And yet for all the spotlight it will command, Stewart's trial really has nothing to do with corporate governance. After all, she's not accused of pillaging her company, like Kozlowski or the Enron gang. She's not even facing the insider-trading charges that sent her pal Sam Waksal up the river. Instead, Stewart, 62, is facing up to 30 years in prison because she is accused of lying. The Feds say she fibbed about having no inside info when she dumped $228,000 in ImClone stock on Dec. 27, 2001, one day before regulators rejected the biotech company's cancer drug and the stock tumbled. And they claim she used that lie to try to prop up stock in her own company, Martha Stewart Living Omnimedia (it didn't work: MSO stock is now worth half what it was before the scandal, and HGTV just dropped two of her shows). But Stewart's alleged transgressions are more Watergate than Wall Street. And they won't set any precedents in corporate boardrooms, business experts say. "Out of all the outrageous abusers out there," says Jeffrey Sonnenfeld, associate dean of the Yale School of Management, "that she should be offered as the sacrificial lamb is absurd."

The most serious charge, securities fraud, will be the hardest to prove. The notion that Stewart deceived her own stockholders by declaring herself innocent of insider trading in another company (got that?) puts the prosecution in uncharted waters. "It's difficult to imagine how the government will prove what she was thinking," says Melinda Haag, a former U.S. attorney in charge of prosecuting white-collar crimes in northern California. Even the judge on the case, Miriam Cedarbaum, called the charge a "novel application of securities laws."

Newsweek subscription offers >

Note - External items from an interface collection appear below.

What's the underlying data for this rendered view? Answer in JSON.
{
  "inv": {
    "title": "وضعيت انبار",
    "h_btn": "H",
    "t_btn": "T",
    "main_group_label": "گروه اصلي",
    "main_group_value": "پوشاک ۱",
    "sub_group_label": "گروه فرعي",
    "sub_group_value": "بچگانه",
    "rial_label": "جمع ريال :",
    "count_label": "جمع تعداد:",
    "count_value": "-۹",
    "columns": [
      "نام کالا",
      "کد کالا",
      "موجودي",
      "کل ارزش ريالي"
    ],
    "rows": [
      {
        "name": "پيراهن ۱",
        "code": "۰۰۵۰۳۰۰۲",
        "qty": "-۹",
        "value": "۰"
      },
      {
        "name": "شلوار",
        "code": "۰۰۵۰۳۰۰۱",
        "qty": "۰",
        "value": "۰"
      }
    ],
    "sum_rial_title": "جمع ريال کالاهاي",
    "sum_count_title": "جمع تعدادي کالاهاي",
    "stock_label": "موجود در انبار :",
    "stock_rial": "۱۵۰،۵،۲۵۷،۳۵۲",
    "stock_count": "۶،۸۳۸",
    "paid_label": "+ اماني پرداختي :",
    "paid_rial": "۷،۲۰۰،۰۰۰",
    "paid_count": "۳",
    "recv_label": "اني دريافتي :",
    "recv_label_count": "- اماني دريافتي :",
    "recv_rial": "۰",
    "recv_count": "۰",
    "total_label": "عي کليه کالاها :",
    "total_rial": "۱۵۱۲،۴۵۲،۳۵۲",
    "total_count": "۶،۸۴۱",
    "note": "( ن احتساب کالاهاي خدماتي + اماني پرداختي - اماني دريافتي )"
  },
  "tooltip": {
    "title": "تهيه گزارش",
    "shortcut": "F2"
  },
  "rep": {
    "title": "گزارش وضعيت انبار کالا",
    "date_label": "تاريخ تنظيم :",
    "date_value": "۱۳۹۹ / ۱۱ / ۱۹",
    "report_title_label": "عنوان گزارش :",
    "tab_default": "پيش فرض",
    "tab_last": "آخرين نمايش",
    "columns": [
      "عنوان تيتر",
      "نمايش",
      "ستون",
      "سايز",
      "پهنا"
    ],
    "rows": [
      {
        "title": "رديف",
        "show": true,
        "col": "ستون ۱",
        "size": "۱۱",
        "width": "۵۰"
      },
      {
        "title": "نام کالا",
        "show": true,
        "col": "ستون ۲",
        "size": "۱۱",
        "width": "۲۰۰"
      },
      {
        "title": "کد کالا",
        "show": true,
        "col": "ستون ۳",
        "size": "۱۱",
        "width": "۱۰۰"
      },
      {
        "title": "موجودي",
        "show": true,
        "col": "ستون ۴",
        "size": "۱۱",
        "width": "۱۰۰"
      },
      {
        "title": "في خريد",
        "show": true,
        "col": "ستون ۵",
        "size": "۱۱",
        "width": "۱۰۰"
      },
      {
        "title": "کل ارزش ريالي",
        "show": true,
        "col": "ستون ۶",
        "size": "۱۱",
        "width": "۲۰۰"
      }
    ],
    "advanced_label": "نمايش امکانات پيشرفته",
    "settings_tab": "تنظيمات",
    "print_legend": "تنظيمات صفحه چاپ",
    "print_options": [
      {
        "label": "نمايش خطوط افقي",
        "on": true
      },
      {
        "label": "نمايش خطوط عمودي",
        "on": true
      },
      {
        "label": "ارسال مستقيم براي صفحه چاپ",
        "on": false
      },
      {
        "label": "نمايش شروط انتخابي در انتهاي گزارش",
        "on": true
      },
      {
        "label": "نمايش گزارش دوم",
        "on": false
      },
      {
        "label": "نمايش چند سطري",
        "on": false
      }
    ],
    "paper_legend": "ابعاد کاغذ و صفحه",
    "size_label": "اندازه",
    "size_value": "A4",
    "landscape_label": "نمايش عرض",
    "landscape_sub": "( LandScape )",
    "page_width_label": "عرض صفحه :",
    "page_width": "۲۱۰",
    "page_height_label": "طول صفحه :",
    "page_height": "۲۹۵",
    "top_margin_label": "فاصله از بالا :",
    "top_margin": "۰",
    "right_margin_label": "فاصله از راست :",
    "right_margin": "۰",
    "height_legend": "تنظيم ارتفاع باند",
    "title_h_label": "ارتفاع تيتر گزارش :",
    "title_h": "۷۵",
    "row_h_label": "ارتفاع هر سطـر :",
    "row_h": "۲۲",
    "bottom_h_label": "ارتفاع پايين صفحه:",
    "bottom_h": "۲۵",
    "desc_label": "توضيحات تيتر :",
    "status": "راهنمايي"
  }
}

The Feds' strongest argument appears to be simply about Martha's truthfulness. Stewart and her broker, Peter Bacanovic, who are on trial together, contend they had a standing order to sell her ImClone stock if it fell below $60. But prosecutors have documents that poke holes in that story. Bacanovic allegedly recorded Martha's "stop-loss order" by scribbling "@60" on her Merrill Lynch work sheet, but it's in a different ink than other writing on the page. And Bacanovic's assistant, Douglas Faneuil, is expected to testify that he informed Stewart that Waksal, then ImClone's CEO, was trying to dump stock that fateful day. But perhaps most damning, the Feds say that four days before Stewart met with them, she altered her secretary's computer phone log. They say she changed the entry for Dec. 27, 2001, to read "Peter Bacanovic Re: ImClone," rather than the actual message, "Peter Bacanovic thinks ImClone is going to start trading downward." Even though she later changed it back, that bit of editing looks bad given that Martha was once a stockbroker. "Most white-collar criminals go to jail for things they did after they were accused," says Columbia law professor John Coffee.

In the end, if Stewart is to save herself and her empire, she has to give the performance of a lifetime on the stand. And she's facing a tough crowd. Polls show that respect for execs remains at a historic low, and Manhattan juries are not typically kind to powerful women (just ask Leona Helmsley). That's why Martha is working so hard on her softer side. "I'm scared," she told Barbara Walters. "The last place I would ever want to go is to prison." On "Larry King" she confessed a desire to become a grandmother, and declared that her 50 canaries "are my grandchildren, until I actually get some." But the ex-billionaire dropped the Grandma Martha routine when Walters asked how much she had saved by dumping ImClone ahead of the bad news. "It amounted to approximately $40,000," Martha said, "about .006 percent of my net worth." Stewart may be getting a bum rap by being lumped with the bad-boy CEOs. But if she makes 40 grand sound like chump change on the stand, she might end up sharing a big house with them.